One of the most astounding and tragic aspects about Enderlin’s account is just how close Barak and Arafat’s negotiation teams had come to actually concluding an agreement. All of the cards were in place: President Clinton, who was on his way out of office, wanted to ensure his place in history as the President who had ended the Israeli-Palestinian conflict. Barak’s team was open-minded enough to consider creative solutions to the refugee issue as well as the issue of settlement evacuations. Arafat’s team was beginning to be flexible on many of the core issues as well. So what went wrong?

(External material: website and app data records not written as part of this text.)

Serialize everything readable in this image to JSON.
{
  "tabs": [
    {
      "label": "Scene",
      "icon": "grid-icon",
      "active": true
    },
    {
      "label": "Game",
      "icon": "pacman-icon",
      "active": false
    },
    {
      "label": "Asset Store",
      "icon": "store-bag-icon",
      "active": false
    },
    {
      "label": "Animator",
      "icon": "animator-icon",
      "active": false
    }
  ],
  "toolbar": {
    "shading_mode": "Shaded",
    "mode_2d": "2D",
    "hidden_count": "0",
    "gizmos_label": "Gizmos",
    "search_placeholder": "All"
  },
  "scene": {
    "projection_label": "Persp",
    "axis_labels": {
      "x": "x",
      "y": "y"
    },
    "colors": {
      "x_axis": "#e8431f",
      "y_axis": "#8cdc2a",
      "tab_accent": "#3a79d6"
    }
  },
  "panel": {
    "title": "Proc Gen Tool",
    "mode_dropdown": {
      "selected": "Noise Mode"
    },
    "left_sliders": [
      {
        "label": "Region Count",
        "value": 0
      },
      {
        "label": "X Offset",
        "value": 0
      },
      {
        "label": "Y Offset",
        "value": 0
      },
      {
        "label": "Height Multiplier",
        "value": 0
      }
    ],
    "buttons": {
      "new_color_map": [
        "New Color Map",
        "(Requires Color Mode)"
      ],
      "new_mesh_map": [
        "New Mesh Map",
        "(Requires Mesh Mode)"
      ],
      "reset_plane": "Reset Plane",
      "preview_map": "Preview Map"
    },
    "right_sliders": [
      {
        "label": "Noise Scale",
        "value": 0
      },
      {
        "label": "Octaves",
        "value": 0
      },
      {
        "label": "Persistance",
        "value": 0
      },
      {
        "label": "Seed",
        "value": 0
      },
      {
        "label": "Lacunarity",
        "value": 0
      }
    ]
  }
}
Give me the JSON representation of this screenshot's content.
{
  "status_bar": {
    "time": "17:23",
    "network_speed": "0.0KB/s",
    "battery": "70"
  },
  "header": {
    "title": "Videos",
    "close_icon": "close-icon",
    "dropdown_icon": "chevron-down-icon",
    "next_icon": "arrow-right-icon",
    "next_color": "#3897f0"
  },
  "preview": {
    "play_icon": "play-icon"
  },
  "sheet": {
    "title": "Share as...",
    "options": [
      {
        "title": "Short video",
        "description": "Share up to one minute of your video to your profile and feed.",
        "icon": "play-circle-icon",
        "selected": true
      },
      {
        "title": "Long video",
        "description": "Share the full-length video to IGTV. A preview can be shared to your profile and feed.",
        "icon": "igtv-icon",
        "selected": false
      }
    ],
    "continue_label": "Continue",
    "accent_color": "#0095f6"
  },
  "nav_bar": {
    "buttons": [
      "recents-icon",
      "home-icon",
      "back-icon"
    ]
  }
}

Shattered Dreams is not a book of interpretative historiography. Enderlin does not tell us what went wrong. He blames neither Arafat nor Barak for the ultimate failure of the peace accords. He shows us how things went wrong and the order in which things occurred. We are presented with the facts and we have to make up our own minds about what happened and why it happened. One of the interesting things that I took away from this book was that it is not always the grand-narrative conflicts that lead to the failure of negotiations. Often times, it is the little things, like unfortunate coincidences of bad circumstance. Prior to reading Shattered Dreams, for example, I was convinced that the issue of the Palestinian refugees would have been the most difficult issue for the Israelis in negotiations. After all, the Right of Return, even in theory, threatens Israel’s raison d’ˆetre —its “Jewish character.” As it turns out, the refugee issue was one of the easiest and least contentious on the table at Camp David. On the other hand, an issue that I would have thought relatively minor, like sovereignty over the Temple Mount/Haram Al-Sharif, the negotiators on both sides were staunch secular nationalists, turned out to be the biggest issue of all.
Having read the book, I feel that I do have greater insight and a better understanding of how the events transpired, even during the years that I lived in the region. But more significantly, I feel like I can approach this issue once again as a mature adult. It is so rare to find a treatment of the conflict that is not either an exposition on the evils of the Israeli occupation, or a depiction of Palestinian inhumanity, both approaches of which I find to be insulting to my intelligence. The brilliance of this book is that it does not give us easy answers. There is no one person, or party, or ethnicity, or religion that is to blame for the tragedy that is the Israeli-Palestinian conflict. It is a complex and multifaceted conflict that resists simple explanations.
I know that many people will read this book and find within it a justification for their own partisan politics, be they “pro-Israeli” or “pro-Palestinian.” Nevertheless, Charles Enderlin has not given these people an excuse to do so and for this he is to be congratulated. Shattered Dreams will serve as a bible for any future leader who wishes to end this century-long conflict. Let’s hope that the right people have already read it.